==== Extracted entries ====
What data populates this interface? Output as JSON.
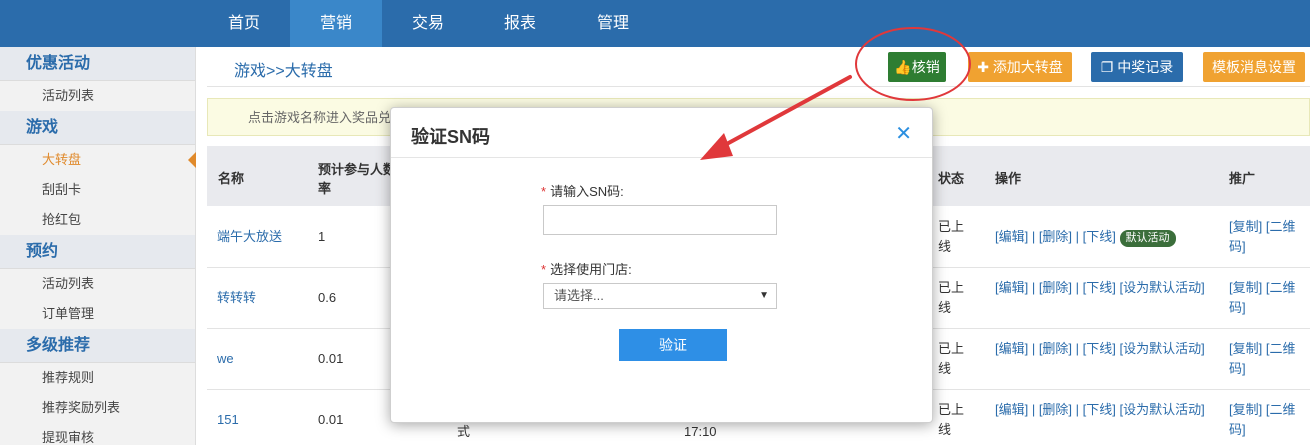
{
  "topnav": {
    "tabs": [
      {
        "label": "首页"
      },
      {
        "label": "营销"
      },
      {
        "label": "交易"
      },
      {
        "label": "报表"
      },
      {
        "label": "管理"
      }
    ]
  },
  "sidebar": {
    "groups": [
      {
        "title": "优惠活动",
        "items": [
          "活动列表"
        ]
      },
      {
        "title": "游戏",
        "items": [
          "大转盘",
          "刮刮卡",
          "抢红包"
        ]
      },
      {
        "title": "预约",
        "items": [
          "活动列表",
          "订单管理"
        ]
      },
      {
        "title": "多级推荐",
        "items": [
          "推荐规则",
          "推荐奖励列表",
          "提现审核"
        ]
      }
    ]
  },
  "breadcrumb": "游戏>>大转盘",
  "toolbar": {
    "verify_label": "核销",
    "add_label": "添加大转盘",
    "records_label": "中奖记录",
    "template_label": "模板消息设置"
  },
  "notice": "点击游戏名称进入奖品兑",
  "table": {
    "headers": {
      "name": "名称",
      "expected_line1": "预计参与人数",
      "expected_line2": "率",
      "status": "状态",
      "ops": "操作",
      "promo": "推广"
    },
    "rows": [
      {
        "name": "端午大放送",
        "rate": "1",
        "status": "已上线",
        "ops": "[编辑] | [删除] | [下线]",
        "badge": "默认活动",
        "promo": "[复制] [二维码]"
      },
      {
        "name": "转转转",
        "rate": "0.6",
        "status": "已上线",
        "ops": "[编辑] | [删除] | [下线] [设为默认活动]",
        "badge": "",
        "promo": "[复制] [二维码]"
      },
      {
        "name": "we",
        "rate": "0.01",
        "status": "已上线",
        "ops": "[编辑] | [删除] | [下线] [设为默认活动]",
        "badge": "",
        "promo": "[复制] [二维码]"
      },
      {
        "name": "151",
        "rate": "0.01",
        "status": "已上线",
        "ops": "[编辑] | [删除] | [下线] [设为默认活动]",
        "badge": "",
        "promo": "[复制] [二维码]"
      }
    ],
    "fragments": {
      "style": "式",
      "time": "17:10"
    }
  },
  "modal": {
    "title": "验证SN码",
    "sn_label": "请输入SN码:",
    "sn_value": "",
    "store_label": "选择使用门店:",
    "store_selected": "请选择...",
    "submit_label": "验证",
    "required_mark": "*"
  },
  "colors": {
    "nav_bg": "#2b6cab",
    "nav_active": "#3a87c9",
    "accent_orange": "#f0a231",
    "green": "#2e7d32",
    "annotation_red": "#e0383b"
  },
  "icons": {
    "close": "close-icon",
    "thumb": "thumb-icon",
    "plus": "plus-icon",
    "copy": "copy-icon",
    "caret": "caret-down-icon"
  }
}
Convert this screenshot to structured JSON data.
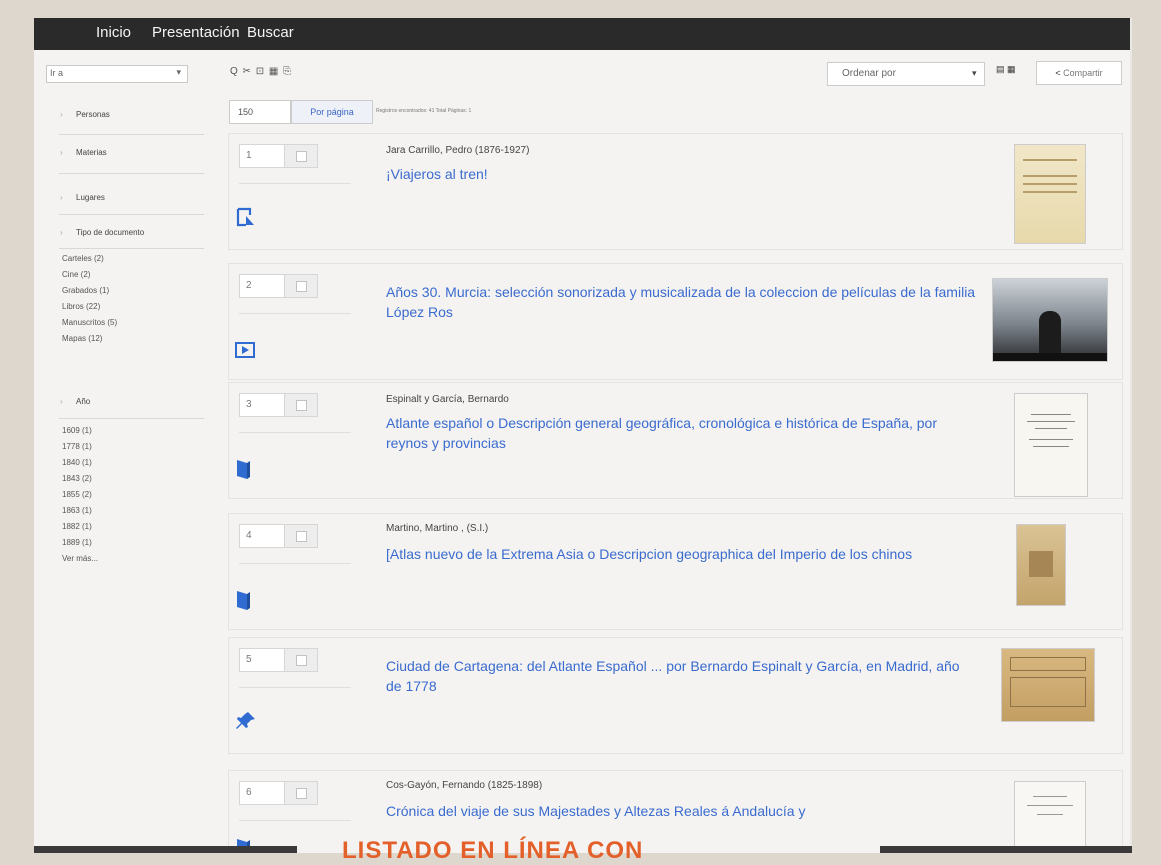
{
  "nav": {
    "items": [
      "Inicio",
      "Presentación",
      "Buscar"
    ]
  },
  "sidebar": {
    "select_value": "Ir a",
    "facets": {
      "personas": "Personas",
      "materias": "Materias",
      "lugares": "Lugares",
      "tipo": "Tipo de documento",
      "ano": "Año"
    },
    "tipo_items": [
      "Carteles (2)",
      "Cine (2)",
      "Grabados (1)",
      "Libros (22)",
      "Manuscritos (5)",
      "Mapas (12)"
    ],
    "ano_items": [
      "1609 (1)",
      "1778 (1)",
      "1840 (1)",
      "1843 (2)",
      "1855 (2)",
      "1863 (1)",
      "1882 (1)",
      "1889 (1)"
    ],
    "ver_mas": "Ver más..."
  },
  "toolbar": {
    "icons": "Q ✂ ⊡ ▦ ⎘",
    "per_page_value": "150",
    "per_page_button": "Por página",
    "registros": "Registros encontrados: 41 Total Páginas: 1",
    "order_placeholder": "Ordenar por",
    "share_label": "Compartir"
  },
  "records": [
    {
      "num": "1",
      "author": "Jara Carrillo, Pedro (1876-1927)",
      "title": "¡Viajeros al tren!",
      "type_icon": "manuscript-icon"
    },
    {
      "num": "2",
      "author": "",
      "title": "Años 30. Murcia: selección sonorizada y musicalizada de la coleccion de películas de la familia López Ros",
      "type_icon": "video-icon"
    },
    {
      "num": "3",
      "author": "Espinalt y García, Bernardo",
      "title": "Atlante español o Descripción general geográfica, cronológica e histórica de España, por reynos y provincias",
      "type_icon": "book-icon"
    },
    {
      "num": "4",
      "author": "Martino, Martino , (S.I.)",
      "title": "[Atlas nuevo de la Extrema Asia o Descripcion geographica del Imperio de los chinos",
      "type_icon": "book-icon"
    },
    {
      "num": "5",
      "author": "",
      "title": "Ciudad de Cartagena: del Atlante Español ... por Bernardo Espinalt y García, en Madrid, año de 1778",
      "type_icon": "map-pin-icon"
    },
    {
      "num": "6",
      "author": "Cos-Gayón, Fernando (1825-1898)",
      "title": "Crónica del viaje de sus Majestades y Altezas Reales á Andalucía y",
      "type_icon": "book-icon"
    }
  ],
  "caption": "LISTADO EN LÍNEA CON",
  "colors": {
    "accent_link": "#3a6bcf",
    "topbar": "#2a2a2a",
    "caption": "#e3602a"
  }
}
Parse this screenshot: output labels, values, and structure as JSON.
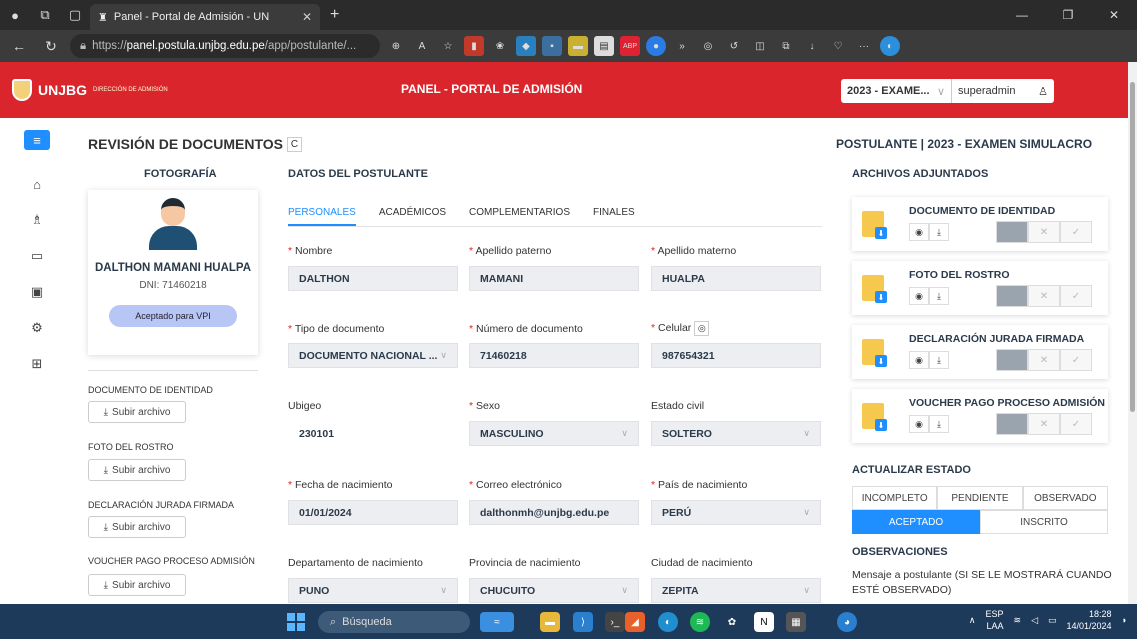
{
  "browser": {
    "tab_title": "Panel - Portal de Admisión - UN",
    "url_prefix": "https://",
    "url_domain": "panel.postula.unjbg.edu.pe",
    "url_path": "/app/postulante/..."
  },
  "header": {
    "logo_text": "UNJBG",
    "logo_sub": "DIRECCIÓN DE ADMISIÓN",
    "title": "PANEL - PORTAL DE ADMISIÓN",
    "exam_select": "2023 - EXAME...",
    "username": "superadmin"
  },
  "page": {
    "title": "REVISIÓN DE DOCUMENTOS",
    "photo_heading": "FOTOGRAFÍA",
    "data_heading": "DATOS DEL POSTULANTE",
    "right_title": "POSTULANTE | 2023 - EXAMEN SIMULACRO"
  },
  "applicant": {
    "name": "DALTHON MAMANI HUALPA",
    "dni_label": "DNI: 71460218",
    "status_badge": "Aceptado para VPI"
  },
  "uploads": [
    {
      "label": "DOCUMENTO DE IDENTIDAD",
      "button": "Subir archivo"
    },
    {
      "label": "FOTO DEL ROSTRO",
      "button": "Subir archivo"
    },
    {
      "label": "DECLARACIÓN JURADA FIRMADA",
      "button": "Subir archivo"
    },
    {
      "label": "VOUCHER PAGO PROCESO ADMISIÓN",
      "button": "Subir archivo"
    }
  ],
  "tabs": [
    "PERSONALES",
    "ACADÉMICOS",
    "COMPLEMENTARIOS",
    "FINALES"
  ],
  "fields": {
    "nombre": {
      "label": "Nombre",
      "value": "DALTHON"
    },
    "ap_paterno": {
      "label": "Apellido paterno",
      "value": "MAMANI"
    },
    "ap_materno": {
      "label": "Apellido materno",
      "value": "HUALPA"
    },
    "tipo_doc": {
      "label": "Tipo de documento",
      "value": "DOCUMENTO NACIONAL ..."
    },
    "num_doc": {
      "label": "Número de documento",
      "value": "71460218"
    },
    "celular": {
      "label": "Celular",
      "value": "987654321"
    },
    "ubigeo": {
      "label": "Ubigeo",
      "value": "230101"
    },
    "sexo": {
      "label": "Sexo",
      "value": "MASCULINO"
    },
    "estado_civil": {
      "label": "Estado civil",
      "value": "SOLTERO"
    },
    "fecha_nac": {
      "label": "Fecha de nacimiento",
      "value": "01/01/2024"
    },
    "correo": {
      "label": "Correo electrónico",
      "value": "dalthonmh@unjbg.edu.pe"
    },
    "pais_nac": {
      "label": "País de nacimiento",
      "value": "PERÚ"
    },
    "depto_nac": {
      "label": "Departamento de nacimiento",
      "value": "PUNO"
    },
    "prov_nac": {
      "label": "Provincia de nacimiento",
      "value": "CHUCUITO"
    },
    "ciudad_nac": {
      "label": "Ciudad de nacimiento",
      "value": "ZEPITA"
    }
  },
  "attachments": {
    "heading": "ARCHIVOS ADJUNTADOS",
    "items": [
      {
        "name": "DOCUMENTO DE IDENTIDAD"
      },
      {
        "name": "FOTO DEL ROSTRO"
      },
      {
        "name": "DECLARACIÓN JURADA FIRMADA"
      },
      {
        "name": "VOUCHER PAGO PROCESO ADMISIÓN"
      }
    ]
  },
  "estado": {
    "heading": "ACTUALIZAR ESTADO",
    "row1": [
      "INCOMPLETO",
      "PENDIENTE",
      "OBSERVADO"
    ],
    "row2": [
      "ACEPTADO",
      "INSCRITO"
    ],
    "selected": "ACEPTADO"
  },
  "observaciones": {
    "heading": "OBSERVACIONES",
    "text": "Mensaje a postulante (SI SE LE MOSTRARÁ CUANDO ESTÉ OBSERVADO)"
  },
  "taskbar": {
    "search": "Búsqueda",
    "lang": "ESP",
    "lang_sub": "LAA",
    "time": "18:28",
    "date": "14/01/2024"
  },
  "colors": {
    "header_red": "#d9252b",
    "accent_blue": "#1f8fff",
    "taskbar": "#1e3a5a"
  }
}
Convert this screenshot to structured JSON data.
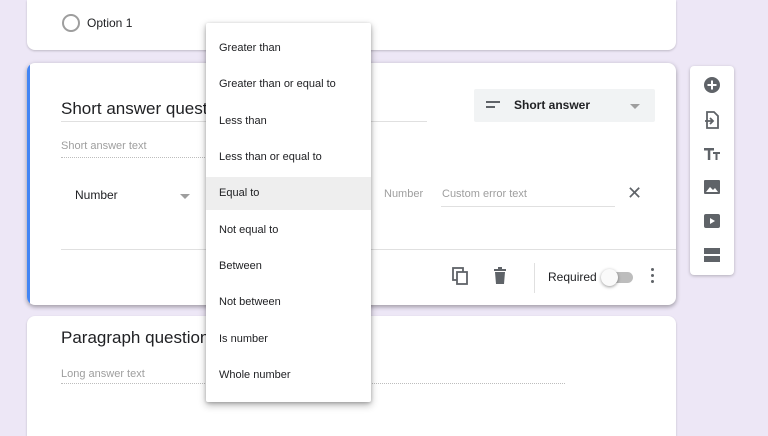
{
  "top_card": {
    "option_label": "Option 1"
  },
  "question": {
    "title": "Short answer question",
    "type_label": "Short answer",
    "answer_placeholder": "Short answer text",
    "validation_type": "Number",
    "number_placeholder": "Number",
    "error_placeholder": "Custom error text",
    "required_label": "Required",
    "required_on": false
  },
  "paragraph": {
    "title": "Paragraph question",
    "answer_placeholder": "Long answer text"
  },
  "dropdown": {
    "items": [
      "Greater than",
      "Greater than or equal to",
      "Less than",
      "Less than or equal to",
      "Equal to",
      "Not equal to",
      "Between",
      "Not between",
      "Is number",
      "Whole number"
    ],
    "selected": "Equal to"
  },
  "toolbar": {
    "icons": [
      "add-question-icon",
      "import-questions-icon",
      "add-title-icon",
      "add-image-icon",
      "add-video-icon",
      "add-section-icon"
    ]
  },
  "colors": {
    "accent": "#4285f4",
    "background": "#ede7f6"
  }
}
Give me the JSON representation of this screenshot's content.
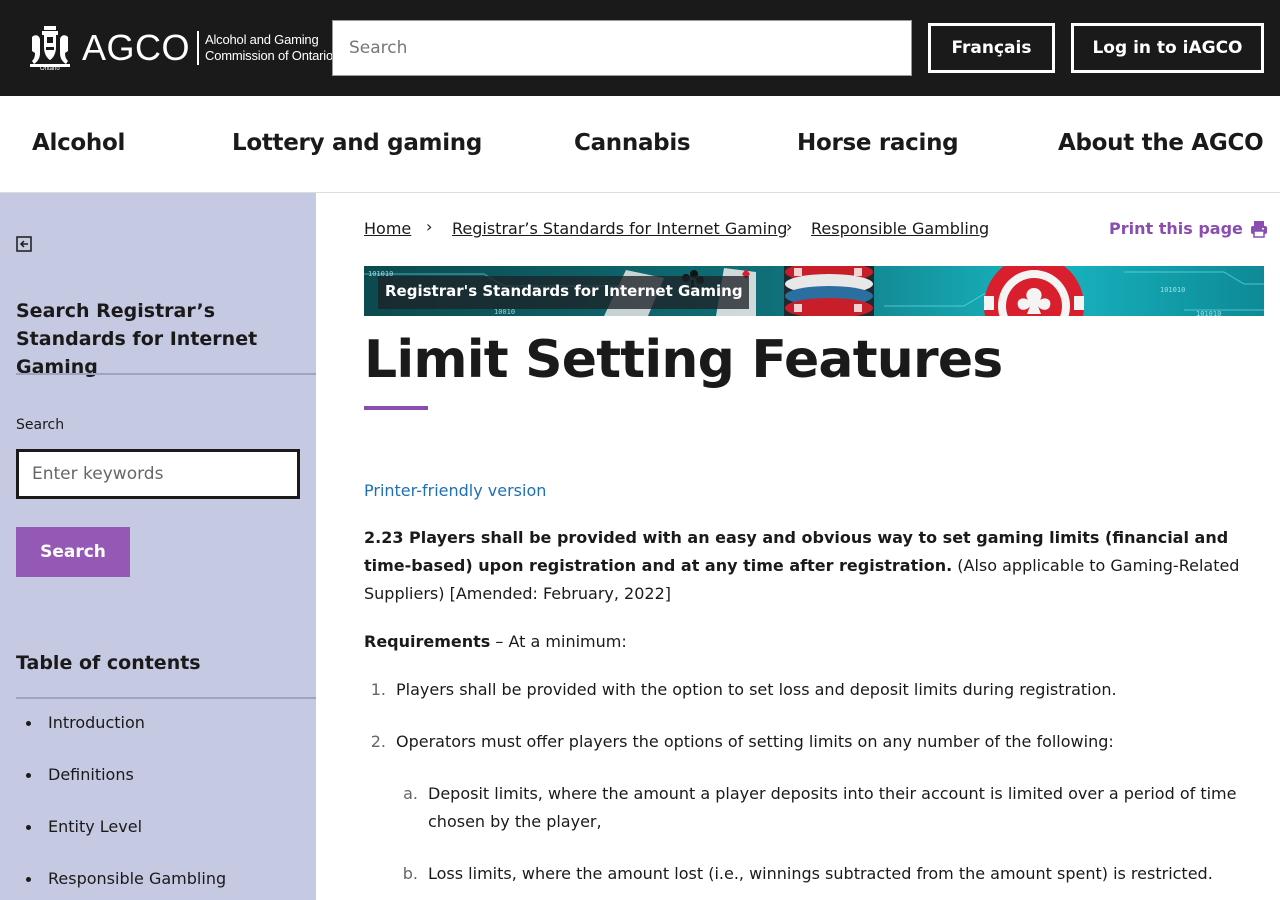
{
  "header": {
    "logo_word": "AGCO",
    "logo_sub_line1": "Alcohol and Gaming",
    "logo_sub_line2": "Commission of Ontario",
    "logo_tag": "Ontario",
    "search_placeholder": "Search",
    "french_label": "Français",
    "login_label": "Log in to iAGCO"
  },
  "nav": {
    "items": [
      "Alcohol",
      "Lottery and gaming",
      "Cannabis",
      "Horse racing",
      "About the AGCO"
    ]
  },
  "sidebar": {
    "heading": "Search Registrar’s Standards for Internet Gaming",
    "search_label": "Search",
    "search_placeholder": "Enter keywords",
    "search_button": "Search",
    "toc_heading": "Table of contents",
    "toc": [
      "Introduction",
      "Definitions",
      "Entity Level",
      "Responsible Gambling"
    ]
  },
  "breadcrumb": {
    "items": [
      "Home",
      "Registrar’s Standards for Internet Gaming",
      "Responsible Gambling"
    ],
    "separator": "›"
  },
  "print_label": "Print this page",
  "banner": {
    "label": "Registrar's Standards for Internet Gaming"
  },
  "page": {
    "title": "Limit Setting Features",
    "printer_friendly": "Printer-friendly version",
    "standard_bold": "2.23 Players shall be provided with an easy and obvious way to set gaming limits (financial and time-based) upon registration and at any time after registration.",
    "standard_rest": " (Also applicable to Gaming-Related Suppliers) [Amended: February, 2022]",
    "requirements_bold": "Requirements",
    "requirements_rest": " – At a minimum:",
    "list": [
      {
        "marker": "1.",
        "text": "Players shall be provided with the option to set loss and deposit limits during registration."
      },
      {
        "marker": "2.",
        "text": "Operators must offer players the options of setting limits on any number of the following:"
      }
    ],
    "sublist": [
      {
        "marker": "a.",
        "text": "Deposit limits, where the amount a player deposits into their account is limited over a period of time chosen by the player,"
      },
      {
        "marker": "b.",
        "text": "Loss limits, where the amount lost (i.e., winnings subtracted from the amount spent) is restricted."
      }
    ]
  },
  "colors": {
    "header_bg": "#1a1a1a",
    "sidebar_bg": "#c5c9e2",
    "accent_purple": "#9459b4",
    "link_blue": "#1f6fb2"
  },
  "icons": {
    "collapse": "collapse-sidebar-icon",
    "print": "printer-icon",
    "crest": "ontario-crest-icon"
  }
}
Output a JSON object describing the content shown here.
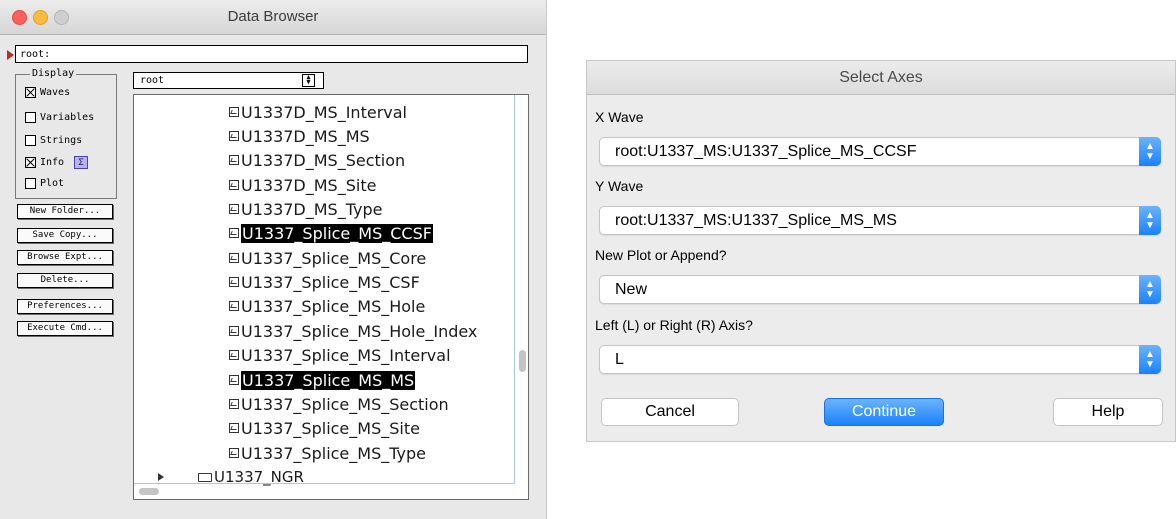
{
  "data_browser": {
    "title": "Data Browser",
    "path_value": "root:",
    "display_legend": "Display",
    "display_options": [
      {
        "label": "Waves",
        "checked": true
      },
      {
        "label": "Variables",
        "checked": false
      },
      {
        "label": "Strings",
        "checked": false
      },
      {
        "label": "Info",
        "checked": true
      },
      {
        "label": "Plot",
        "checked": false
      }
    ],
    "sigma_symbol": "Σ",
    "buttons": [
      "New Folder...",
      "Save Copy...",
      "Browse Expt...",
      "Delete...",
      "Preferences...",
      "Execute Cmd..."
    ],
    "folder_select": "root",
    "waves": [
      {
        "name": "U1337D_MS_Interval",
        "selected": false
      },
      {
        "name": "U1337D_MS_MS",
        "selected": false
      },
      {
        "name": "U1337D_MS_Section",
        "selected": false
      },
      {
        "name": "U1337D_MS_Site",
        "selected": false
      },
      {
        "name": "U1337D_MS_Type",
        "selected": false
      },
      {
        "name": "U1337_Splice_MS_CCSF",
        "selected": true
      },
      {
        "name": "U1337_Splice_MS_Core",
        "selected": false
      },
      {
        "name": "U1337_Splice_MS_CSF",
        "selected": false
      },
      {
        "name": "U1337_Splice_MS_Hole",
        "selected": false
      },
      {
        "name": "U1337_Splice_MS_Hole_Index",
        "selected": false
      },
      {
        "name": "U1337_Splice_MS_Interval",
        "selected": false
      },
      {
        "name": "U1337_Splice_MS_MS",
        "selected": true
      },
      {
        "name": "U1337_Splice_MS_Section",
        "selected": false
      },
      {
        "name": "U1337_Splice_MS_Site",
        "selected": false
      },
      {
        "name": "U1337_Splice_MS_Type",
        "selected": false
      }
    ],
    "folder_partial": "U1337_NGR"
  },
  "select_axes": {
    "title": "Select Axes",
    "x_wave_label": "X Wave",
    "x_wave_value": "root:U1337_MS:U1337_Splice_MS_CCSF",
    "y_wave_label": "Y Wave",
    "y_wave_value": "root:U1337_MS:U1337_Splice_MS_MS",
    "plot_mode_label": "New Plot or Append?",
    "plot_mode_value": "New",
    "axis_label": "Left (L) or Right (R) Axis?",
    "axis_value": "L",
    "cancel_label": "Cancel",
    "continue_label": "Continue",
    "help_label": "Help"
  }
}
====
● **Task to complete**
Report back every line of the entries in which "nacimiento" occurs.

● **Response area**
      "label": "Fecha de nacimiento",
      "label": "País de nacimiento",
      "label": "Departamento de nacimiento",
      "label": "Provincia de nacimiento",
      "label": "Ciudad de nacimiento",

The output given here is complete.